I chose this bit of news about sustainable Red Snapper fisheries in the Gulf of Mexico because it demonstrates the challenges of managing a recovering fish in a multi-state, long-range fisheries management. The information is presented in an understandable, easily-readable format. There are historical, current, as well as options for the future provided for Gulf of Mexico Red Snapper fisheries.
Unfortunately, there wasn’t agreement between each of the state’s on the level of fishing allowed within their designated state waters. This imbalance resulted in the National Oceanic Atmospheric Administration (NOAA) setting more stringent regulations in the federal water’s specifically outside those states unwilling to cooperate.
Interestingly, although the number of fish has significantly increased, fishing will continue to be reduced until the female Red Snapper are allowed to reach their peak productive years. Also of interest, the season must be shortened because the fish, on average, weigh twice as much as before and are more plentiful, so the allowable pounds of fish are caught quicker.

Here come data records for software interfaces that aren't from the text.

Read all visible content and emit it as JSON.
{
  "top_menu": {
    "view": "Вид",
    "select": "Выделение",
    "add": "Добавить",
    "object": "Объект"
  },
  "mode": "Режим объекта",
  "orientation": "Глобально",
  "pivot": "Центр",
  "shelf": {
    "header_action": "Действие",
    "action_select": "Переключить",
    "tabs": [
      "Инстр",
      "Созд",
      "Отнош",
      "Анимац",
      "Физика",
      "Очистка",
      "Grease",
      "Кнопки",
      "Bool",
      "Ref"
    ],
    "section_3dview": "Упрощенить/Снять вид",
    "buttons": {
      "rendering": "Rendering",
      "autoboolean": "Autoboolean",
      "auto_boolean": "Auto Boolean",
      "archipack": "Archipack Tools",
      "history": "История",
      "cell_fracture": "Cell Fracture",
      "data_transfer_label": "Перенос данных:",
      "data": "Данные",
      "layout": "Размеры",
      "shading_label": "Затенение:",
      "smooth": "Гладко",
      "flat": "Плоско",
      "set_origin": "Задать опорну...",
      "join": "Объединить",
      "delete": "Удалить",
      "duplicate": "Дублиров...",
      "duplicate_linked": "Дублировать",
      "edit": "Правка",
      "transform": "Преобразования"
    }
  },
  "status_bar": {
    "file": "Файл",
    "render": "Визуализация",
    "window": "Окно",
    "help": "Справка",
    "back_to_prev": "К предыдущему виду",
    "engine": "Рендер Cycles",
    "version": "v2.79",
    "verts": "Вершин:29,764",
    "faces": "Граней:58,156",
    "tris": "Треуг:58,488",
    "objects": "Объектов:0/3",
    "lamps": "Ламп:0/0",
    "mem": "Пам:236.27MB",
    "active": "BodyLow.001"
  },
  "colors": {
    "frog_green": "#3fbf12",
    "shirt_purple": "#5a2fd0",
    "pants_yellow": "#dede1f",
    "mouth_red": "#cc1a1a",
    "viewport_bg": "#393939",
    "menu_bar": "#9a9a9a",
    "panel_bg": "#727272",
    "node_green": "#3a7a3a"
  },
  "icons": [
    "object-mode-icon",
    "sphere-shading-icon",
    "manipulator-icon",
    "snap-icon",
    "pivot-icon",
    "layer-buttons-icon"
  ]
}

Although NOAA ultimately determines the regulations for the federal waters, the Gulf Council, engages state and federal fishery managers, working together, while also allowing the public to participate, and engaging regional stakeholders on fishery issues. All the parties work together to find a way forward in the cooperative spirit that the council process promotes.